Brief:
Repeat the listing below word for word, minus the pictures.

** Available data follows **

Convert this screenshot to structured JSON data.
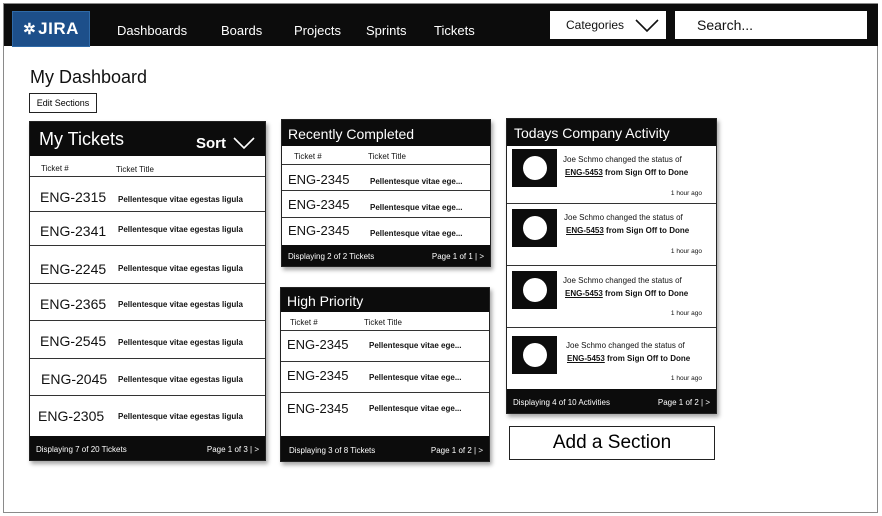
{
  "header": {
    "logo_text": "JIRA",
    "nav": [
      "Dashboards",
      "Boards",
      "Projects",
      "Sprints",
      "Tickets"
    ],
    "categories_label": "Categories",
    "search_placeholder": "Search..."
  },
  "page": {
    "title": "My Dashboard",
    "edit_sections_label": "Edit Sections",
    "add_section_label": "Add a Section"
  },
  "my_tickets": {
    "title": "My Tickets",
    "sort_label": "Sort",
    "col_id": "Ticket #",
    "col_title": "Ticket Title",
    "rows": [
      {
        "id": "ENG-2315",
        "title": "Pellentesque vitae egestas ligula"
      },
      {
        "id": "ENG-2341",
        "title": "Pellentesque vitae egestas ligula"
      },
      {
        "id": "ENG-2245",
        "title": "Pellentesque vitae egestas ligula"
      },
      {
        "id": "ENG-2365",
        "title": "Pellentesque vitae egestas ligula"
      },
      {
        "id": "ENG-2545",
        "title": "Pellentesque vitae egestas ligula"
      },
      {
        "id": "ENG-2045",
        "title": "Pellentesque vitae egestas ligula"
      },
      {
        "id": "ENG-2305",
        "title": "Pellentesque vitae egestas ligula"
      }
    ],
    "footer_left": "Displaying 7 of 20 Tickets",
    "footer_right": "Page 1 of 3 | >"
  },
  "recently_completed": {
    "title": "Recently Completed",
    "col_id": "Ticket #",
    "col_title": "Ticket Title",
    "rows": [
      {
        "id": "ENG-2345",
        "title": "Pellentesque vitae ege..."
      },
      {
        "id": "ENG-2345",
        "title": "Pellentesque vitae ege..."
      },
      {
        "id": "ENG-2345",
        "title": "Pellentesque vitae ege..."
      }
    ],
    "footer_left": "Displaying 2 of 2 Tickets",
    "footer_right": "Page 1 of 1 | >"
  },
  "high_priority": {
    "title": "High Priority",
    "col_id": "Ticket #",
    "col_title": "Ticket Title",
    "rows": [
      {
        "id": "ENG-2345",
        "title": "Pellentesque vitae ege..."
      },
      {
        "id": "ENG-2345",
        "title": "Pellentesque vitae ege..."
      },
      {
        "id": "ENG-2345",
        "title": "Pellentesque vitae ege..."
      }
    ],
    "footer_left": "Displaying 3 of 8 Tickets",
    "footer_right": "Page 1 of 2 | >"
  },
  "activity": {
    "title": "Todays Company Activity",
    "items": [
      {
        "user": "Joe Schmo",
        "action": "changed the status of",
        "ticket": "ENG-5453",
        "from_label": "from",
        "from": "Sign Off",
        "to_label": "to",
        "to": "Done",
        "time": "1 hour ago"
      },
      {
        "user": "Joe Schmo",
        "action": "changed the status of",
        "ticket": "ENG-5453",
        "from_label": "from",
        "from": "Sign Off",
        "to_label": "to",
        "to": "Done",
        "time": "1 hour ago"
      },
      {
        "user": "Joe Schmo",
        "action": "changed the status of",
        "ticket": "ENG-5453",
        "from_label": "from",
        "from": "Sign Off",
        "to_label": "to",
        "to": "Done",
        "time": "1 hour ago"
      },
      {
        "user": "Joe Schmo",
        "action": "changed the status of",
        "ticket": "ENG-5453",
        "from_label": "from",
        "from": "Sign Off",
        "to_label": "to",
        "to": "Done",
        "time": "1 hour ago"
      }
    ],
    "footer_left": "Displaying 4 of 10 Activities",
    "footer_right": "Page 1 of 2 | >"
  }
}
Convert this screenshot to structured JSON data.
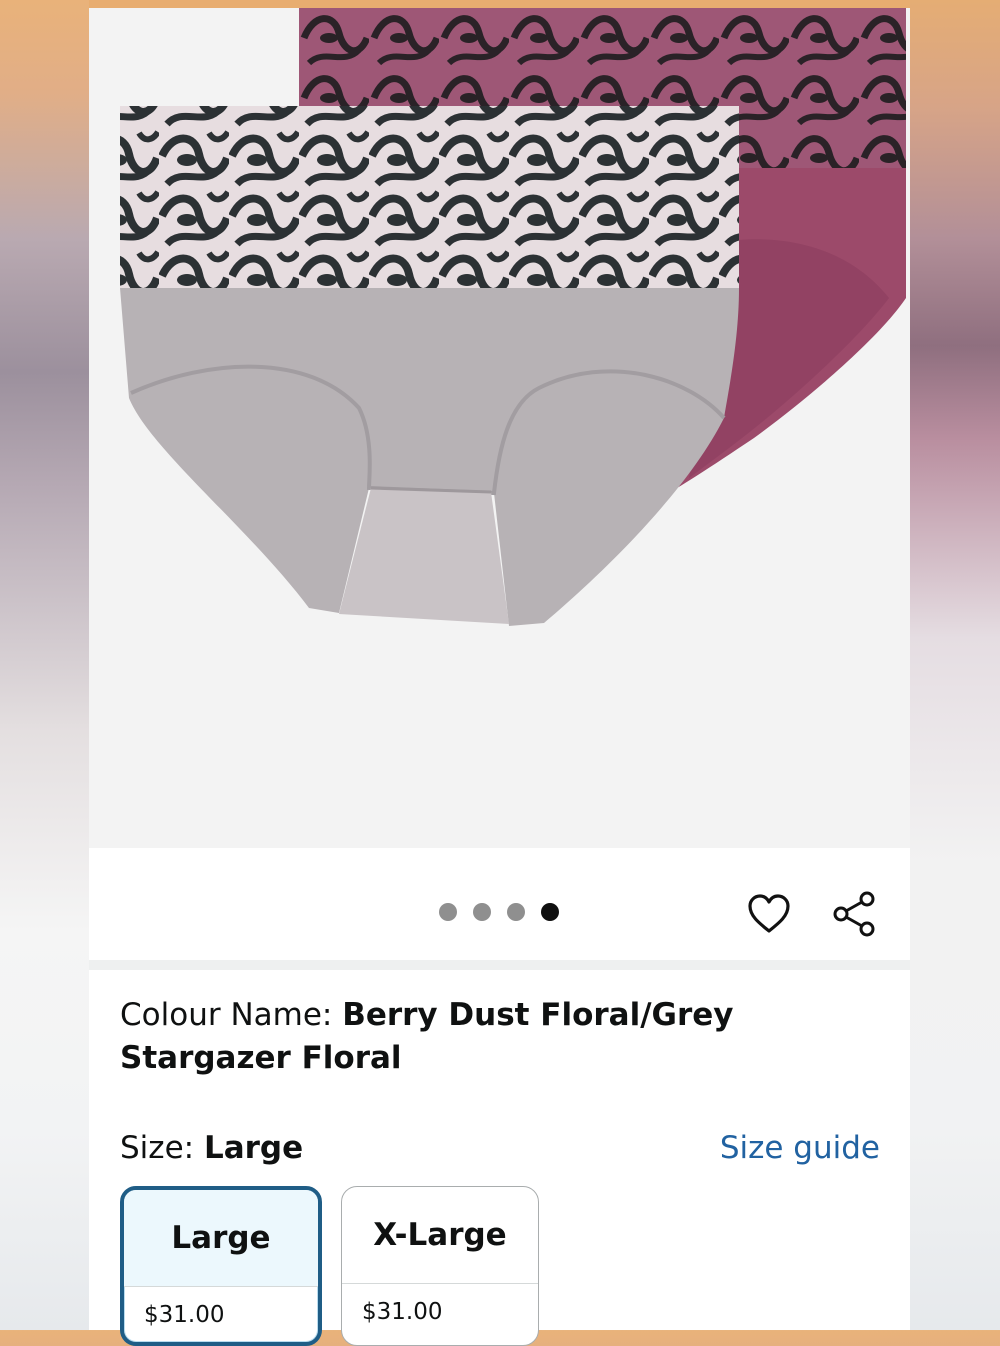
{
  "gallery": {
    "image_alt": "Two-pack high-waist seamless briefs, grey floral and berry floral",
    "dot_count": 4,
    "active_dot_index": 3,
    "wishlist_icon": "heart-outline-icon",
    "share_icon": "share-icon"
  },
  "colour": {
    "label": "Colour Name: ",
    "value": "Berry Dust Floral/Grey Stargazer Floral"
  },
  "size": {
    "label": "Size: ",
    "value": "Large",
    "guide_link": "Size guide",
    "options": [
      {
        "name": "Large",
        "price": "$31.00",
        "selected": true
      },
      {
        "name": "X-Large",
        "price": "$31.00",
        "selected": false
      }
    ]
  },
  "colors": {
    "accent_link": "#2162a1",
    "selected_border": "#1f5d86",
    "selected_fill": "#ecf8fd",
    "berry": "#9c4a6a",
    "grey": "#b7b2b5"
  }
}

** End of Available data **

Response:
Convert this screenshot to structured JSON data.
{
  "header": {
    "logo_text": "JIRA",
    "nav": [
      "Dashboards",
      "Boards",
      "Projects",
      "Sprints",
      "Tickets"
    ],
    "categories_label": "Categories",
    "search_placeholder": "Search..."
  },
  "page": {
    "title": "My Dashboard",
    "edit_sections_label": "Edit Sections",
    "add_section_label": "Add a Section"
  },
  "my_tickets": {
    "title": "My Tickets",
    "sort_label": "Sort",
    "col_id": "Ticket #",
    "col_title": "Ticket Title",
    "rows": [
      {
        "id": "ENG-2315",
        "title": "Pellentesque vitae egestas ligula"
      },
      {
        "id": "ENG-2341",
        "title": "Pellentesque vitae egestas ligula"
      },
      {
        "id": "ENG-2245",
        "title": "Pellentesque vitae egestas ligula"
      },
      {
        "id": "ENG-2365",
        "title": "Pellentesque vitae egestas ligula"
      },
      {
        "id": "ENG-2545",
        "title": "Pellentesque vitae egestas ligula"
      },
      {
        "id": "ENG-2045",
        "title": "Pellentesque vitae egestas ligula"
      },
      {
        "id": "ENG-2305",
        "title": "Pellentesque vitae egestas ligula"
      }
    ],
    "footer_left": "Displaying 7 of 20 Tickets",
    "footer_right": "Page 1 of 3 | >"
  },
  "recently_completed": {
    "title": "Recently Completed",
    "col_id": "Ticket #",
    "col_title": "Ticket Title",
    "rows": [
      {
        "id": "ENG-2345",
        "title": "Pellentesque vitae ege..."
      },
      {
        "id": "ENG-2345",
        "title": "Pellentesque vitae ege..."
      },
      {
        "id": "ENG-2345",
        "title": "Pellentesque vitae ege..."
      }
    ],
    "footer_left": "Displaying 2 of 2 Tickets",
    "footer_right": "Page 1 of 1 | >"
  },
  "high_priority": {
    "title": "High Priority",
    "col_id": "Ticket #",
    "col_title": "Ticket Title",
    "rows": [
      {
        "id": "ENG-2345",
        "title": "Pellentesque vitae ege..."
      },
      {
        "id": "ENG-2345",
        "title": "Pellentesque vitae ege..."
      },
      {
        "id": "ENG-2345",
        "title": "Pellentesque vitae ege..."
      }
    ],
    "footer_left": "Displaying 3 of 8 Tickets",
    "footer_right": "Page 1 of 2 | >"
  },
  "activity": {
    "title": "Todays Company Activity",
    "items": [
      {
        "user": "Joe Schmo",
        "action": "changed the status of",
        "ticket": "ENG-5453",
        "from_label": "from",
        "from": "Sign Off",
        "to_label": "to",
        "to": "Done",
        "time": "1 hour ago"
      },
      {
        "user": "Joe Schmo",
        "action": "changed the status of",
        "ticket": "ENG-5453",
        "from_label": "from",
        "from": "Sign Off",
        "to_label": "to",
        "to": "Done",
        "time": "1 hour ago"
      },
      {
        "user": "Joe Schmo",
        "action": "changed the status of",
        "ticket": "ENG-5453",
        "from_label": "from",
        "from": "Sign Off",
        "to_label": "to",
        "to": "Done",
        "time": "1 hour ago"
      },
      {
        "user": "Joe Schmo",
        "action": "changed the status of",
        "ticket": "ENG-5453",
        "from_label": "from",
        "from": "Sign Off",
        "to_label": "to",
        "to": "Done",
        "time": "1 hour ago"
      }
    ],
    "footer_left": "Displaying 4 of 10 Activities",
    "footer_right": "Page 1 of 2 | >"
  }
}
Convert this screenshot to structured JSON data.
{
  "gallery": {
    "image_alt": "Two-pack high-waist seamless briefs, grey floral and berry floral",
    "dot_count": 4,
    "active_dot_index": 3,
    "wishlist_icon": "heart-outline-icon",
    "share_icon": "share-icon"
  },
  "colour": {
    "label": "Colour Name: ",
    "value": "Berry Dust Floral/Grey Stargazer Floral"
  },
  "size": {
    "label": "Size: ",
    "value": "Large",
    "guide_link": "Size guide",
    "options": [
      {
        "name": "Large",
        "price": "$31.00",
        "selected": true
      },
      {
        "name": "X-Large",
        "price": "$31.00",
        "selected": false
      }
    ]
  },
  "colors": {
    "accent_link": "#2162a1",
    "selected_border": "#1f5d86",
    "selected_fill": "#ecf8fd",
    "berry": "#9c4a6a",
    "grey": "#b7b2b5"
  }
}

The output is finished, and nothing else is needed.